Building self-confidence: Morty Lefkoe on changing limiting beliefs
Posted Apr 15 2010 11:01pm
Playing most of his screen characters, Will Smith exudes assurance and confidence, but he admits, “I still doubt myself every single day. What people believe is my self-confidence is actually my reaction to fear.”
In his post How to build confidence (on his blog www.mortylefkoe.com), Morty Lefkoe admits he knows very well this experience many of us (most of us?) have had:
“I had very little self-confidence for most of my life,” he writes – adding, “but now I consistently experience a high level of confidence.”
So how did he make that shift? He explains:
Confidence actually exists on a continuum, ranging from a very low to a very high belief in our own abilities, a sense we can handle whatever life throws at us. Very few people are totally lacking in confidence and very few feel confident that they can handle almost anything. So the issue for most people is where they currently are on the continuum and how they can improve their confidence.
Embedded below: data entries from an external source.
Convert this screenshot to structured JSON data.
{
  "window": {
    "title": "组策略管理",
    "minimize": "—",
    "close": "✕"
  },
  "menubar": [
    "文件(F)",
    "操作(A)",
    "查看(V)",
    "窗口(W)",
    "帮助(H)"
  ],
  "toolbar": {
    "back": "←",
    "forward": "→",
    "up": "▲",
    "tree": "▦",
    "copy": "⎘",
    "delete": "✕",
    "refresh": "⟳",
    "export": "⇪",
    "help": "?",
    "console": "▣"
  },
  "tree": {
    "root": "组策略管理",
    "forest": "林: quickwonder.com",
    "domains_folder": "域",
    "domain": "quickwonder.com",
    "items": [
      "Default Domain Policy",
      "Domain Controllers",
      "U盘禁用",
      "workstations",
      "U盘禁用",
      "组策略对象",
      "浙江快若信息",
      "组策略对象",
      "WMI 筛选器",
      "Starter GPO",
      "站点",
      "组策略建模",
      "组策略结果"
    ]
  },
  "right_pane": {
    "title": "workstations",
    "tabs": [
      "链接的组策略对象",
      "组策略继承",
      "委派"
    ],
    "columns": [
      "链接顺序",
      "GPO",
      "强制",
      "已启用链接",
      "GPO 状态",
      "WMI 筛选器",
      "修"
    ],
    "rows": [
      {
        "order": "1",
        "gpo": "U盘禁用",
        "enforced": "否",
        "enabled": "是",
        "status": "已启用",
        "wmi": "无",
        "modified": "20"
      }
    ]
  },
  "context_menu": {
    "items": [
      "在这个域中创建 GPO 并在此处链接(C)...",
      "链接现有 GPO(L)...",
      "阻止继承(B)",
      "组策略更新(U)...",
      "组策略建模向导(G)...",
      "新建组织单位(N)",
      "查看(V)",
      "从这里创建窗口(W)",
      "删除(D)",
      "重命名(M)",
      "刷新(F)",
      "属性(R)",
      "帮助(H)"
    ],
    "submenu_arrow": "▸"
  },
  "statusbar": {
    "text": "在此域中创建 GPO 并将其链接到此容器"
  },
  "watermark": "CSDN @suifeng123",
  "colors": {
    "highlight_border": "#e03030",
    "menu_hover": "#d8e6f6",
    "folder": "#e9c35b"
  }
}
This is a very helpful point – it is not a simple, binary matter of having confidence versus not having. There are levels and degrees – and changes from one situation to another, or even day to day. Lefkoe continues:
It is important to distinguish between confidence about being able to perform a specific task (such as fly a plane or speak a foreign language) and confidence in yourself. One might not be confident about being able to perform a specific task even though they have high level of self-confidence. Such a person knows that her inability to perform a specific task means nothing about her as a person.
But that may not be so easy to realize or put to use, especially when you are in the middle of feelings of self-criticism and low confidence.
As a teen and college freshman (many decades ago), I had the ambition to “be a doctor” – but failed organic chemistry. Like many people with a certain level of intellectual ability, I had managed to get through high school with good grades, but without really trying hard. Failing a class was devastating to my confidence. Of course, there have been other experiences in my life of confidence deflation.
Lefkoe suggests “the way to gain confidence about specific abilities is to learn those skills and practice a lot.” But beyond that, he notes, the key is our beliefs:
The way to improve our internal level of confidence that we apply to life in general is to eliminate our limiting beliefs. Every negative belief we have lowers our internal level of self-confidence – beliefs such as I’m not good enough, I’m inadequate, I’m powerless, I’m not capable, Nothing I do is good enough, and I’m not worthy.
Once you understand that a lot of negative self-esteem beliefs lowers your level of self-confidence and getting rid of them raises it, you will understand the myth that self-confidence comes from succeeding or failing at specific projects in life.
Another way limiting presumptions and beliefs can affect us is when we experience impostor or fraud feelings.